These days I’m wiser and understand the industry well enough to benefit from my random victories, but it’s the process of seizing those opportunities that’s most important. I know, it sounds like the description of another ‘follow my method to become successful’ books, but that’s not it. The truth is, you can’t learn how to create opportunities from a book. You can learn to capitalise on them, or to build businesses from them, but creating them in the first place? That’s all you. Go and take a look at how most large market leading businesses began and you’ll find two answers. They began through exploiting an opportunity and doing something new (usually gaining funding after the fact), or they hijacked an emerging market through brute force with a pile of money and a gigantic stack of research.
Find your field
I believe it goes deeper still.
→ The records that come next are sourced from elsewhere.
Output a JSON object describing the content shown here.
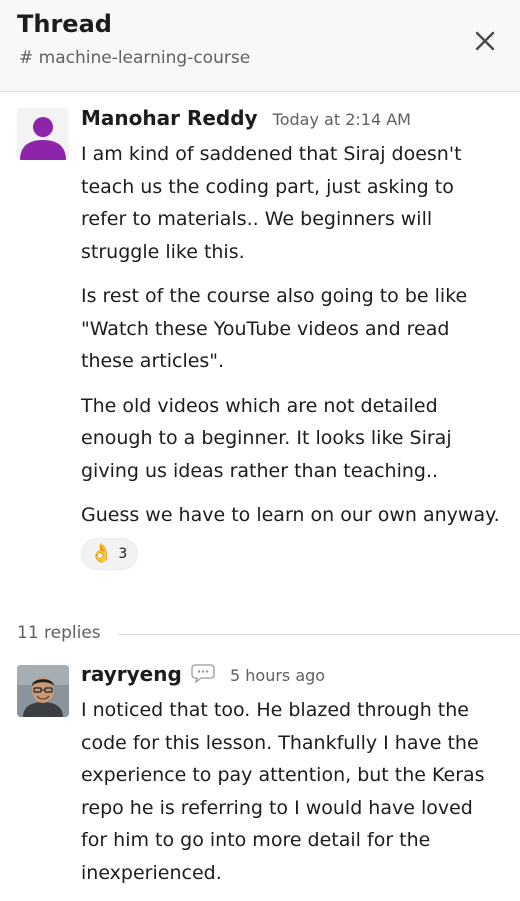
{
  "header": {
    "title": "Thread",
    "channel": "# machine-learning-course"
  },
  "messages": [
    {
      "author": "Manohar Reddy",
      "time": "Today at 2:14 AM",
      "paragraphs": [
        "I am kind of saddened that Siraj doesn't teach us the coding part, just asking to refer to materials.. We beginners will struggle like this.",
        "Is rest of the course also going to be like \"Watch these YouTube videos and read these articles\".",
        "The old videos which are not detailed enough to a beginner. It looks like Siraj giving us ideas rather than teaching..",
        "Guess we have to learn on our own anyway."
      ],
      "reaction": {
        "emoji": "👌",
        "count": "3"
      }
    },
    {
      "author": "rayryeng",
      "time": "5 hours ago",
      "paragraphs": [
        "I noticed that too. He blazed through the code for this lesson. Thankfully I have the experience to pay attention, but the Keras repo he is referring to I would have loved for him to go into more detail for the inexperienced."
      ]
    }
  ],
  "replies": {
    "label": "11 replies"
  },
  "colors": {
    "avatar_purple": "#8e24aa",
    "header_bg": "#f8f8f8"
  }
}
Creating opportunities is not easy. You can stand in the shower for 45 minutes every morning staring at the tile grout and trying to come up with the next big thing. You can pour all of your time and money into chasing a crazy idea that you’re sure will work out. You can write business plans, create logos, build websites, and tell people your idea will be worth billions. The fact is, you’ll likely fail. That’s how this works. Forget the big stuff, because none of us are Mark Zuckerberg. Even if we were, he didn’t start Facebook that way.
If you truly want to position yourself to seize opportunity, then you need to start hustling. Opportunities worthy of taking in this business are a product of your environment. You need to know what your field is, immerse yourself in it and learn something new every day. Aim to be the best at what you do. Don’t like your field? Change it sooner rather than later.
Recognise, plan, hustle
Back in 2006, I was immersing myself into the marketing industry for the first time, learning graphic design and development skills. The opportunity actually came from another part of my life – my social life. I recognised it, made a simple plan, and took action. Mark Zuckerberg? He was immersed in development and studying at university. His business came from the opportunity he saw to rebuild the university’s online year book. He recognised it, made a simple plan, and put his skills to work to make it happen. The events that led to Facebook becoming a huge success happened little by little as he continued to hustle and spot new opportunities.
If you know what your field is, keep hustling, and never stop learning, you will find opportunity everywhere you look. These aren’t opportunities to change the world or flip an industry upside down, but they are just as important. These are opportunities to make something a little bit better, or make people’s lives a little bit easier. If you’re prepared to capitalise on the victories when they happen, they can lead to bigger opportunities and bigger rewards, but creating the opportunities in the first place matters most.
It’s this hustle that can start a snowball rolling. You won’t know which snowball is going to pickup speed, so just keep rolling them day after day, week after week. Take pride in the small stuff. Even if you don’t launch the next Facebook, who cares? You may start something we don’t even know needs to exist yet.
How will you find it? Opportunity will tell you.
Also published on Medium.